The classic vampire story is hugely well-trodden ground within the horror genre, and it takes something truly refreshing to stake its claim as treading unfettered ground. Blade did it in 1998 with its slick aesthetics and witty script, and Twilight did it a decade later by introducing young adult audiences to the bloodsucking undead. In steps Jakob’s Wife, a Shudder original film out on DVD and Blu-Ray now, that also attempts to leave an indelible bite-mark on this subgenre.

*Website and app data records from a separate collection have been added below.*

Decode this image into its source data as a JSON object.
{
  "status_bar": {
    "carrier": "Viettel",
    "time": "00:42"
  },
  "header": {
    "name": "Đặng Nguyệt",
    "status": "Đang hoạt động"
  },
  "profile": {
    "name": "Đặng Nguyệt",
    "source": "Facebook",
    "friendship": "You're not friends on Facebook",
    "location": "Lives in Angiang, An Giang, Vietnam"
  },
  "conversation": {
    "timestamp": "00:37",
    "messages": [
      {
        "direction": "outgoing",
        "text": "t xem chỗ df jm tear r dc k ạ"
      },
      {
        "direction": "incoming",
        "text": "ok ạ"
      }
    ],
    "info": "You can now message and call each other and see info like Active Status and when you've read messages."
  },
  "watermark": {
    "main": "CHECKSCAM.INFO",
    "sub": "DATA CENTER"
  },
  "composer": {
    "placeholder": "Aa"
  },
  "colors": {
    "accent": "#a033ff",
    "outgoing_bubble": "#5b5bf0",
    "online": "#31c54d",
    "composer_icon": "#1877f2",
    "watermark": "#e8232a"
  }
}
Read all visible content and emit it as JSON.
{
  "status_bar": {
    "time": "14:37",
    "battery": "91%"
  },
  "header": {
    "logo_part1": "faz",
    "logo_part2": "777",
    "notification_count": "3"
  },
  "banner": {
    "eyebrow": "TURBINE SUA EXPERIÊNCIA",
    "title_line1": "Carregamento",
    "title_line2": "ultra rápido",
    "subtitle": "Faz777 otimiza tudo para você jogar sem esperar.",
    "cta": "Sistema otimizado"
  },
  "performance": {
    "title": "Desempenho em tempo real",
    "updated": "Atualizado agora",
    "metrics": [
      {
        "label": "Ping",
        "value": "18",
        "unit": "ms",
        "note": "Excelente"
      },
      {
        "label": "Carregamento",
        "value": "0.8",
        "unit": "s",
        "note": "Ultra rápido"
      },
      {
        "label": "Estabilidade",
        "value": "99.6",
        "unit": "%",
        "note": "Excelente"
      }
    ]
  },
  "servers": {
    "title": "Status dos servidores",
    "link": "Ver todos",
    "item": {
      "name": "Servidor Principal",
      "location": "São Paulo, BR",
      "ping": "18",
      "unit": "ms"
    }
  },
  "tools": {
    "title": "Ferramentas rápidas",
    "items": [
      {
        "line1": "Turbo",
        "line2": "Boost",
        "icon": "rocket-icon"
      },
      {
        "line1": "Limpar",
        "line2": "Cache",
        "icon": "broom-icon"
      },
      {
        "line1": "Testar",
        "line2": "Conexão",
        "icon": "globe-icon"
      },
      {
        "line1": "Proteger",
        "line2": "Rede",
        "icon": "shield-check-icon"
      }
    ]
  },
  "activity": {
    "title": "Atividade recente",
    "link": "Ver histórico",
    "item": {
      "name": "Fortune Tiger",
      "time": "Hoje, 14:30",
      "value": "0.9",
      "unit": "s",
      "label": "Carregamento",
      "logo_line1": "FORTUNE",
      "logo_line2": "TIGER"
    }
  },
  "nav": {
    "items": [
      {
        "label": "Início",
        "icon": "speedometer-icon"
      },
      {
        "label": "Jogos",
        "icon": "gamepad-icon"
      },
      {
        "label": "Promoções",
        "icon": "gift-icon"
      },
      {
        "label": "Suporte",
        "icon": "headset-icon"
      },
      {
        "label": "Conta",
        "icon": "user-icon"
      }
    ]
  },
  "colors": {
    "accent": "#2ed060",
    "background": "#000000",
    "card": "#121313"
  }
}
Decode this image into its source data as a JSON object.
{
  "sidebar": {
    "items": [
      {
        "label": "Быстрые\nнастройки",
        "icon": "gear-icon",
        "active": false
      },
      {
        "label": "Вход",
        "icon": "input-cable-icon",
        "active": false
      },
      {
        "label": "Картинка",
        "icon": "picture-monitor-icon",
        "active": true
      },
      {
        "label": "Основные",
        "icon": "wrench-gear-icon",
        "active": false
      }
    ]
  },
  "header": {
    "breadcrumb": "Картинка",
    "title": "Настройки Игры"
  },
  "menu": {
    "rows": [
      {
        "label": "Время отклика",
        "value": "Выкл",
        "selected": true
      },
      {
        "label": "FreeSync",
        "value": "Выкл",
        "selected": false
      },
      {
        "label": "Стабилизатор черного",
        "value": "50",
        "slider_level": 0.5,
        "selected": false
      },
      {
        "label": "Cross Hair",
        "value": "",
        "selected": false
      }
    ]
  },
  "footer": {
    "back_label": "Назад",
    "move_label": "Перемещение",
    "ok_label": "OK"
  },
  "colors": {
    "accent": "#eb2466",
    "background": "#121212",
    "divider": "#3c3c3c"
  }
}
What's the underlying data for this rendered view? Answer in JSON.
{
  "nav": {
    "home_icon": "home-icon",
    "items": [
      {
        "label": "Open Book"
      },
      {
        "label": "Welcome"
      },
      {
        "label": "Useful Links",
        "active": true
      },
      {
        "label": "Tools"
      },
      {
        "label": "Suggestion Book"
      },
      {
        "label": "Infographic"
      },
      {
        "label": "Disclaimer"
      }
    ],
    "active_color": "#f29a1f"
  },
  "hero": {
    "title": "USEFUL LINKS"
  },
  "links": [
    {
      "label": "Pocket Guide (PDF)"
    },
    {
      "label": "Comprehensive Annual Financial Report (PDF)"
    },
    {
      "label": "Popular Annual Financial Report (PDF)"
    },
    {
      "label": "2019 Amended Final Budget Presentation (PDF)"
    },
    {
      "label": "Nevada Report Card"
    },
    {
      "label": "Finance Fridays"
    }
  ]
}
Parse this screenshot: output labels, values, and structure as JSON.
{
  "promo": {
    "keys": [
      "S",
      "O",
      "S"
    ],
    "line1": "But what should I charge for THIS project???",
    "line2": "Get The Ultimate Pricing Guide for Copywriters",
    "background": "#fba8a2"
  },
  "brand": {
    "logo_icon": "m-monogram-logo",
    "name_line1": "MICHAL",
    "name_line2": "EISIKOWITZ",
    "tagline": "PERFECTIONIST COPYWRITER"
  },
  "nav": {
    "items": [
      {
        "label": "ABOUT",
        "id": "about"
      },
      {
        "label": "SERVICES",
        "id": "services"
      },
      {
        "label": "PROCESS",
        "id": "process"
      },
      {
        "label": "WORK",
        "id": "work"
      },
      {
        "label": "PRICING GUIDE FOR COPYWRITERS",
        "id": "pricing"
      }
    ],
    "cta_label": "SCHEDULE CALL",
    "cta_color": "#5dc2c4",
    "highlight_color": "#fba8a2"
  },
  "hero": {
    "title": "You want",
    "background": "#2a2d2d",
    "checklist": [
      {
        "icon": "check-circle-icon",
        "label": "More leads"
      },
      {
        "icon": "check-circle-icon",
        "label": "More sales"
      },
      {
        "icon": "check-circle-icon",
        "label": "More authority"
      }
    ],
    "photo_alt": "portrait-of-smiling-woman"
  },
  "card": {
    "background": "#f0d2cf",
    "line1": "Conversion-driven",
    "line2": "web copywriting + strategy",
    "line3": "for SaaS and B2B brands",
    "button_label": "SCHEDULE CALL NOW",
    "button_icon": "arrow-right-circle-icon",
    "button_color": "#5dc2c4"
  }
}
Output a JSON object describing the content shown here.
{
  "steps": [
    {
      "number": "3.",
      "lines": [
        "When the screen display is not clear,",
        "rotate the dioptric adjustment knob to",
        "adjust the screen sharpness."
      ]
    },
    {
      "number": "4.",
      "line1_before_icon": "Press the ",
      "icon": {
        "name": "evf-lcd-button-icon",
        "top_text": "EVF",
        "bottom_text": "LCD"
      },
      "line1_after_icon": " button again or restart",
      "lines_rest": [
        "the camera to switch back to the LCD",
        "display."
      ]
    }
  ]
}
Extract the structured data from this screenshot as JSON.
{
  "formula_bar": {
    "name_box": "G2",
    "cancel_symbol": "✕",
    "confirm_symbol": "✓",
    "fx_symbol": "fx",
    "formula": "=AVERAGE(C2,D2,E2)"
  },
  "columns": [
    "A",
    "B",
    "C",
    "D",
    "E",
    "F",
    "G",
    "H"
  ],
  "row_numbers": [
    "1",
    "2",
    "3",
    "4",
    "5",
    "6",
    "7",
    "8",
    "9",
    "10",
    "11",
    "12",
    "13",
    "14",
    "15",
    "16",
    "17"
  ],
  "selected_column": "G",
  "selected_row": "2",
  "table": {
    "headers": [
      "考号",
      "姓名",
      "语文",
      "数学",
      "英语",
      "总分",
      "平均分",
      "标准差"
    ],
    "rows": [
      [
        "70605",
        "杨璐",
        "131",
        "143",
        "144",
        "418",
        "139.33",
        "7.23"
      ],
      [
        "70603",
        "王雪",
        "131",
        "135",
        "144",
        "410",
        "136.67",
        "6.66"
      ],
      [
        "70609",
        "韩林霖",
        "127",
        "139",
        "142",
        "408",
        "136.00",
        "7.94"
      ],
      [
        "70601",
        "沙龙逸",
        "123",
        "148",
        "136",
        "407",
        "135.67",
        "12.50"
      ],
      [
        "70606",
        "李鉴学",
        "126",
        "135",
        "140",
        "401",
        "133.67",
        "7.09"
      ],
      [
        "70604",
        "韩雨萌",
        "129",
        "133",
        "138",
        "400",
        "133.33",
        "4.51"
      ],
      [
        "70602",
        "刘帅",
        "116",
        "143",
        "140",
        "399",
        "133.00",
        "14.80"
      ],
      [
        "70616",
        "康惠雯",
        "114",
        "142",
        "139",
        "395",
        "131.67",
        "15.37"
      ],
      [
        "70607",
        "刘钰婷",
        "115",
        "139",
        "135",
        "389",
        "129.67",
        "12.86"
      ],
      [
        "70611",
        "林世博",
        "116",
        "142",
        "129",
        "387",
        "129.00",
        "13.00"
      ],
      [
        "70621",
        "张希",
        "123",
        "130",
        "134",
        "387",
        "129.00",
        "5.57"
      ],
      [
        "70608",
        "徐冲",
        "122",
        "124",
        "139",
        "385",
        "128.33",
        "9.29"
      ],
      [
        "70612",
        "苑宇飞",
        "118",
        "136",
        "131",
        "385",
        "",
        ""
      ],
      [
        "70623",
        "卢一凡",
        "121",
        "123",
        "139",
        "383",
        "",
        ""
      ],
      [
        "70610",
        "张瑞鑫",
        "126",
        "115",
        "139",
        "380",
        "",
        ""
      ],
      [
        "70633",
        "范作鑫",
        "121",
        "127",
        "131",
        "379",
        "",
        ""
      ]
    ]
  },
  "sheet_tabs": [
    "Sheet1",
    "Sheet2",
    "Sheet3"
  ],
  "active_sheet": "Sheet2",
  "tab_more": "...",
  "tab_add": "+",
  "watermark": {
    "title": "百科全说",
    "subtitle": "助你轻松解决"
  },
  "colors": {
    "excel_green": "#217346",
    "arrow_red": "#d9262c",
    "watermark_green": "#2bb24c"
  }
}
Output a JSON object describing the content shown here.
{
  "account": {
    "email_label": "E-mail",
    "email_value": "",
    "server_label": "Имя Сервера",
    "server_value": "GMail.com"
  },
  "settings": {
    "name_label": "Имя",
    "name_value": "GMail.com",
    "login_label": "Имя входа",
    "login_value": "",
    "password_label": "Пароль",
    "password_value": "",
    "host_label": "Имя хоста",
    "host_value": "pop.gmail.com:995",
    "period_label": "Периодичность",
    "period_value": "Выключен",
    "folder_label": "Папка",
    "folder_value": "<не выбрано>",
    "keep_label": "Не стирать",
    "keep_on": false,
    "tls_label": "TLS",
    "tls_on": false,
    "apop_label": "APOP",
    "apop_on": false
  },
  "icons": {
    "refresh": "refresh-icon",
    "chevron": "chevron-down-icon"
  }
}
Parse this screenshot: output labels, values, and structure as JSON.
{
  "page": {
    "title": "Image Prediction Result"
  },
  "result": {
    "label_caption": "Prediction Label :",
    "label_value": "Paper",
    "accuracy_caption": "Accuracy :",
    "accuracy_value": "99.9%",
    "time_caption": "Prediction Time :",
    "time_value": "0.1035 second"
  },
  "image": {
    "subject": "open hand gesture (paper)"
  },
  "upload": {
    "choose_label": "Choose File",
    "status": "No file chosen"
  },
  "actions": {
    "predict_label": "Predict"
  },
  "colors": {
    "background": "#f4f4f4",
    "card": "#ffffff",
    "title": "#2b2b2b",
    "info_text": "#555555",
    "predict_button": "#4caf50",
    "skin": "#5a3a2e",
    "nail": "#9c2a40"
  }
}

Very aptly titled, Jakob’s Wife follows Anne (Barbara Crampton), a middle-aged housewife married to the local minister (Larry Fessenden). Theirs is a relationship devoid of much love, brimming with distance, secrets, and forlorn desires. A chance encounter with a supernatural being leaves Anne with a series of vampiric powers, through which she discovers the gifts of agency and self-determination – all while contending with a rising body count.
As this brief synopsis may suggest, Jakob’s Wife is refreshingly open with its premise. The screenplay, from Kathy Charles, Mark Steensland, and director Travis Stevens, makes no effort to hide the newfound emancipation of Anne’s vampiric tendencies, but this is far from a bad thing. It’s an honest and forthcoming presentation of the metaphor, that being held back in an incompatible marriage doesn’t have to be the end for Anne. It’s anchored by a really strong performance by star-cum-producer Crampton, who really nails the instant coldness required as Anne’s transformation takes shape.
In many ways, Jakob’s Wife feels like Gone Girl crossed with Dracula; the latest in the canon of female-led ‘good for her’ stories where, despite some moral misgivings, it’s hard not to see where the feminist message comes from. Your expectations of the vampire plot structure — where the protagonist slowly loses any semblance of humanity — is cleverly subverted here, akin to something like The Vampire Diaries in how Anne retains her personality after her transformation. She’s enlightened by a bite from the grotesque ‘Master’ vampire (Bonnie Aarons), defiled by evil but still gaining a twisted sort of independence from it.
Fear not, though, as Jakob’s Wife takes itself nowhere near as seriously as its contemporaries. While the script isn’t brimming with punchlines or wacky moments, it’s an unquestionably light-hearted affair. Gallons upon gallons of practical blood spurt across the screen whenever a neck is torn, and a particularly wacky death scene involving rats will no doubt arise a wry smile. The only shame is that the screenplay itself isn’t funnier, as there was certainly room here to go for a pseudo-satire on the vampire genre.
But that’s a minor gripe in a horror that won’t revolutionise the vampire model, but does come through with an undeniably singular spin. Jakob’s Wife is a witty commentary on patriarchy and the unbalanced nature of male power, while also managing to satisfy horror fans in the meantime. In that sense it’ll no doubt bring back memories of Shudder’s Lucky, which was equally audacious with its approach. Overall then, it makes Jakob’s Wife a fun watch that has more to say than a lot of its contemporaries.
Jakob’s Wife is out now on Blu-Ray, DVD, and digital from Acorn Media.